Listed records =>
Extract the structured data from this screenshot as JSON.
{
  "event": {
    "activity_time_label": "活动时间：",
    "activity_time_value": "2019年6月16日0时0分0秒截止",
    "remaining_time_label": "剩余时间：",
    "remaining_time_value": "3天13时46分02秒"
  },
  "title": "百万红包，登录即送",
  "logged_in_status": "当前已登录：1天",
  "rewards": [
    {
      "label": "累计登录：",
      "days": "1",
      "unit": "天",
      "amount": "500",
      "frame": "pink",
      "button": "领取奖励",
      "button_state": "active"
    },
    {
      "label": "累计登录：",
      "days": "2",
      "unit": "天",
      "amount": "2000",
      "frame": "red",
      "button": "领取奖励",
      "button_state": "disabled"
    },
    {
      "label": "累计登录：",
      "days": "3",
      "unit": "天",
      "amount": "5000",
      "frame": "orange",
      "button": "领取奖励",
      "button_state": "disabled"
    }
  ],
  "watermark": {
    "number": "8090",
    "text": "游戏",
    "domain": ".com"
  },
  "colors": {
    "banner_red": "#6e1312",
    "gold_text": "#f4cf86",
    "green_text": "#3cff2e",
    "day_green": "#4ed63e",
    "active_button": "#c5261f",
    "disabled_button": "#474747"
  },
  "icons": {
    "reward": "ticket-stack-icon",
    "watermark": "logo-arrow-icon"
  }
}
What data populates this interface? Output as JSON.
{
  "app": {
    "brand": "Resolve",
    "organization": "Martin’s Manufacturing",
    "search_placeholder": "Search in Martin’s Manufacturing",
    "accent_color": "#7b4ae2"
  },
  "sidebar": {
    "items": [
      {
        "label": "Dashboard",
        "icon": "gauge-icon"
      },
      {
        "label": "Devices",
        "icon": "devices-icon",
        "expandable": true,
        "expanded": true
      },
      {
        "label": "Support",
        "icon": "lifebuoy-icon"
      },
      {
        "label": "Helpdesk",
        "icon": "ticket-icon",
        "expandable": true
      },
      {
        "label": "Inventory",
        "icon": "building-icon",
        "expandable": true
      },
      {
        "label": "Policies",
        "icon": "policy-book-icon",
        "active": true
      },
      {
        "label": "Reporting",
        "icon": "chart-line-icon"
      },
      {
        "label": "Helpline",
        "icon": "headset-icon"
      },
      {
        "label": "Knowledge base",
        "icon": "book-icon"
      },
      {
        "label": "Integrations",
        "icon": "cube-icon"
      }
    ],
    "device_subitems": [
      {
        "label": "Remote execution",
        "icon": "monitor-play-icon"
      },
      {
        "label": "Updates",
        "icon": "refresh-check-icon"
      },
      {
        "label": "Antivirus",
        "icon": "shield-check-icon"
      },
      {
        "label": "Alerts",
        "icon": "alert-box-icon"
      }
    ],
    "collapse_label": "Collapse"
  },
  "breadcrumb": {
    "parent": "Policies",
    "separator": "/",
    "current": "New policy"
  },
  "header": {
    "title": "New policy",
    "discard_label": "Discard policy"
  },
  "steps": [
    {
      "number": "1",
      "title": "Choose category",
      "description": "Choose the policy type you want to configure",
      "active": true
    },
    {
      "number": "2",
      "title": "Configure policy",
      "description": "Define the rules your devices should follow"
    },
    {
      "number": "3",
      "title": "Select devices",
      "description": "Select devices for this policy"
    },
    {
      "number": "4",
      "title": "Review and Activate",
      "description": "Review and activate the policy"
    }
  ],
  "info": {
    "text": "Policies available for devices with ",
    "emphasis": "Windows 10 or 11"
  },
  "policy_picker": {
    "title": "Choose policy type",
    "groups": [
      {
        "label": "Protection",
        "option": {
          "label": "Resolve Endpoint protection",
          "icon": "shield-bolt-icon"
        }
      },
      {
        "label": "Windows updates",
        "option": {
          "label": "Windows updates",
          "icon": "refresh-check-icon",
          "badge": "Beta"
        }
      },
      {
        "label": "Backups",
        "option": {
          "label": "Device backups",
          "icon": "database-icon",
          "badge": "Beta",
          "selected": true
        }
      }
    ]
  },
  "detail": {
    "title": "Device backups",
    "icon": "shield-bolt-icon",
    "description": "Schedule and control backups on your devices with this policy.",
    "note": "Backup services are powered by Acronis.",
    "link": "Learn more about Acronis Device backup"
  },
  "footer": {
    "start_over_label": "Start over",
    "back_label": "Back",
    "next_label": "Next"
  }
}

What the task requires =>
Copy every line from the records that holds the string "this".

Result of the task =>
Extract the structured data from this screenshot as JSON.
What data populates this interface? Output as JSON.
      "description": "Select devices for this policy"
    "description": "Schedule and control backups on your devices with this policy.",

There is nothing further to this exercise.